hospital where I’d had the MRI and neurosurgeon consultation, was almost double
that, €27.50. The total came to €31.30 (about $40 at the time).
two bills were basically office fees, comparable in some sense to the
2000-dollar-charge levied on the Texas woman for her brief visit to the
stand-alone ER. For the EKGs, blood tests, doctor consultations, even the MRI,
I was charged nothing. Zilch. This is what we pay taxes for.
back to my own experience on that July day, the differences to the American
system could not be more glaring.
didn’t have to shop around for the health center that would take my insurance. It’s a moot point. I don’t
have insurance. I don’t need insurance.
didn’t have to worry about sticker shock from unexpected bills because some of the
professionals providing me care don’t accept my particular insurance plan. As
said, I don’t have insurance. Don’t need it.
didn’t have to haggle with an insurance company or collection agency to get my unexpected
out-of-pocket fees reduced. There would be no insurance company to haggle with
anyway, and besides 30 euros was something I could manage to pay without undue
be sure, it is possible to buy health insurance in Finland, and there are
private health-care providers here for folks who prefer that and are willing to pay the higher costs.
Most people I know don’t use them, unless paid for by their employers. Most
Finns I know usually use the public, single-payer system.
it happens, the US Supreme Court is set to make a ruling any day now that could
be a major blow to many Americans who finally have health insurance thanks
to what Republicans, out of ignorance or naked ideology, love to call "socialized" medicine (a.k.a. Obamacare). It's not, not by a long shot.
though Obamacare is an improvement over what came before it -- and I do hope that the nine justices leave it untouched -- it’s good to remember
that many liberals consider it, in reality, to be a half-assed compromise that
relies on keeping the private insurance industry intact.
I’m sure many of us
would have wished that in 2010 Congress had instead enacted a single-payer system
like Finland has.
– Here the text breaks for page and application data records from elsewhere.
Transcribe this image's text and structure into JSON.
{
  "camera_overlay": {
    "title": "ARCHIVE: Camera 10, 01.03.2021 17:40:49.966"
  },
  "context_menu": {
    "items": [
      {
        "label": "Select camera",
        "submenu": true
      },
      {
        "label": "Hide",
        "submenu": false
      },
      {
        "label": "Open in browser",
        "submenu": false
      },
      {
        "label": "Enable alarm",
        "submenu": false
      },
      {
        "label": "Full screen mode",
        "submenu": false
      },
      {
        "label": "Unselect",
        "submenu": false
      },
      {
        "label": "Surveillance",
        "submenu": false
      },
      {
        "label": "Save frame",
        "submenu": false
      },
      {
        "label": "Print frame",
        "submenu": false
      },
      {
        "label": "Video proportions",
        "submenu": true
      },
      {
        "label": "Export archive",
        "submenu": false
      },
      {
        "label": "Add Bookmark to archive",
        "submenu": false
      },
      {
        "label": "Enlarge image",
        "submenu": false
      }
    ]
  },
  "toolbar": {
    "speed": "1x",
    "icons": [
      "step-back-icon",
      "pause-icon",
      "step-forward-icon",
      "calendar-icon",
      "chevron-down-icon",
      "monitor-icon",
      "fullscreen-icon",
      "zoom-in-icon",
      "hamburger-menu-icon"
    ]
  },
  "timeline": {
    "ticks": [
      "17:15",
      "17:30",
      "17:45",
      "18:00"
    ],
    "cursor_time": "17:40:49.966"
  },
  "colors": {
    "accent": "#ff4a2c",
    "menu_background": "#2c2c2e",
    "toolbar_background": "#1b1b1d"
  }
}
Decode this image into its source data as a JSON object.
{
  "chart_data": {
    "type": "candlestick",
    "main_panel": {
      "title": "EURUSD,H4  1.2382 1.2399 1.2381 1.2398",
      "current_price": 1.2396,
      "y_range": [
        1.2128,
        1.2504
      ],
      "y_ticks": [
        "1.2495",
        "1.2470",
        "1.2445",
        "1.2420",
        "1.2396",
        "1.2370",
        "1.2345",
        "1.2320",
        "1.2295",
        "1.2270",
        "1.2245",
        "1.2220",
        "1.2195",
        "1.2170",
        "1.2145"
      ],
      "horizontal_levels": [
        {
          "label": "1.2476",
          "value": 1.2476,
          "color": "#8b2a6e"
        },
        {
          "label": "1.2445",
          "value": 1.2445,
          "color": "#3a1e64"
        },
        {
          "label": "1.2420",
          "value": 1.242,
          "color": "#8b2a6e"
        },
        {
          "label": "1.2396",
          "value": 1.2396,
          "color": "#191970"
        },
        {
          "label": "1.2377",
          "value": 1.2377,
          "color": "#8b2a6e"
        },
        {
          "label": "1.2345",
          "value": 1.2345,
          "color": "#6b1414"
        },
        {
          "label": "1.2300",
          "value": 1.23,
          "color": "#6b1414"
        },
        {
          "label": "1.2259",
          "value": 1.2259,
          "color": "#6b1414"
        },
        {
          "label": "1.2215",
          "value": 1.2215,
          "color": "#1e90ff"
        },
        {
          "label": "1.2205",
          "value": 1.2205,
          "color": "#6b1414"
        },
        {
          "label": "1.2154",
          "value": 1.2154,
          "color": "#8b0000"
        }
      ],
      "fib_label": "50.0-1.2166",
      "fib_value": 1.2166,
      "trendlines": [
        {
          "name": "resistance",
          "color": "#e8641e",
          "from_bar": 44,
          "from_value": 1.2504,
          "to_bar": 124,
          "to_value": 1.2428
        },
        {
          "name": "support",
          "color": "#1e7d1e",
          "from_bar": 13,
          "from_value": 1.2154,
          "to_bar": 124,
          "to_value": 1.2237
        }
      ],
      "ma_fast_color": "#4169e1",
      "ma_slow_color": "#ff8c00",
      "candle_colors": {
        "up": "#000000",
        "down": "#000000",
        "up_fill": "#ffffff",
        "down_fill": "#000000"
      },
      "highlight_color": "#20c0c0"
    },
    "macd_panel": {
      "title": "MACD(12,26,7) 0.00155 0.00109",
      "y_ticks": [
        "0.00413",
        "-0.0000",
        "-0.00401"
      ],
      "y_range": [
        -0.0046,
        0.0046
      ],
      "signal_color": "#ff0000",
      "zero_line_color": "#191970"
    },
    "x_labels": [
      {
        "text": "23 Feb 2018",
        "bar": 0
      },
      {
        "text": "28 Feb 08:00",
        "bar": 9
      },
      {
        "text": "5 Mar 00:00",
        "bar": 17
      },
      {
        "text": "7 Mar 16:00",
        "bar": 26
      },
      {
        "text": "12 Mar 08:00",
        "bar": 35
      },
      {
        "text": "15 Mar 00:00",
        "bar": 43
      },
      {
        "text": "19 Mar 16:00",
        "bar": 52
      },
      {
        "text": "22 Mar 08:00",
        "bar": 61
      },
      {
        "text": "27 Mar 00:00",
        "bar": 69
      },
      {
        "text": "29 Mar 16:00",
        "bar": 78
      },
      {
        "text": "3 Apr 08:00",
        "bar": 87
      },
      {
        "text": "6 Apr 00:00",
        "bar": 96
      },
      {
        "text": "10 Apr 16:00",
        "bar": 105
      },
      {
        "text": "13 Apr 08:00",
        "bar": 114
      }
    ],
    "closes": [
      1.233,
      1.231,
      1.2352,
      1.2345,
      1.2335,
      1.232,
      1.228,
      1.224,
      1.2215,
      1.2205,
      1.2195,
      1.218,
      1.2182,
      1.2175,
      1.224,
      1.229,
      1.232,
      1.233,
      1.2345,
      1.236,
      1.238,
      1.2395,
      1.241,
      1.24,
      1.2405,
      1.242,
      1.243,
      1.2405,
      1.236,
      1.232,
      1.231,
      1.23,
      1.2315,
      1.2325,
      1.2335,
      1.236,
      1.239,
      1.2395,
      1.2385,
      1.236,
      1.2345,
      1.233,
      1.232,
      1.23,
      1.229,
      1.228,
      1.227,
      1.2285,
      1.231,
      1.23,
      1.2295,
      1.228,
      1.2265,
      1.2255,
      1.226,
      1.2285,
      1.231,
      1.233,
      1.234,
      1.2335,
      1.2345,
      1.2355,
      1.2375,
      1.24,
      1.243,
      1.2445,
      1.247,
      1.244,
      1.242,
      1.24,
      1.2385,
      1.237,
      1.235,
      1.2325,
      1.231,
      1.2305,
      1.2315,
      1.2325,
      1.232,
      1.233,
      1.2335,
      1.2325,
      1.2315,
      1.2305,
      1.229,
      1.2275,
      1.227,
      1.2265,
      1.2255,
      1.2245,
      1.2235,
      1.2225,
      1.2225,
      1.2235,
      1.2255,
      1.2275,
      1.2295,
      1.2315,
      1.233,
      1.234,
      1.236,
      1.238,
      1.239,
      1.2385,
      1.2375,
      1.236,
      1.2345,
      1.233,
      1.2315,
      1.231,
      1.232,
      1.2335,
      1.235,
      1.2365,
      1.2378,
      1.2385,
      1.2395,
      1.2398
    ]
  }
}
I'd like to think most Americans, if they actually thought it through, would prefer the same.
maybe they just prefer making things really, really difficult.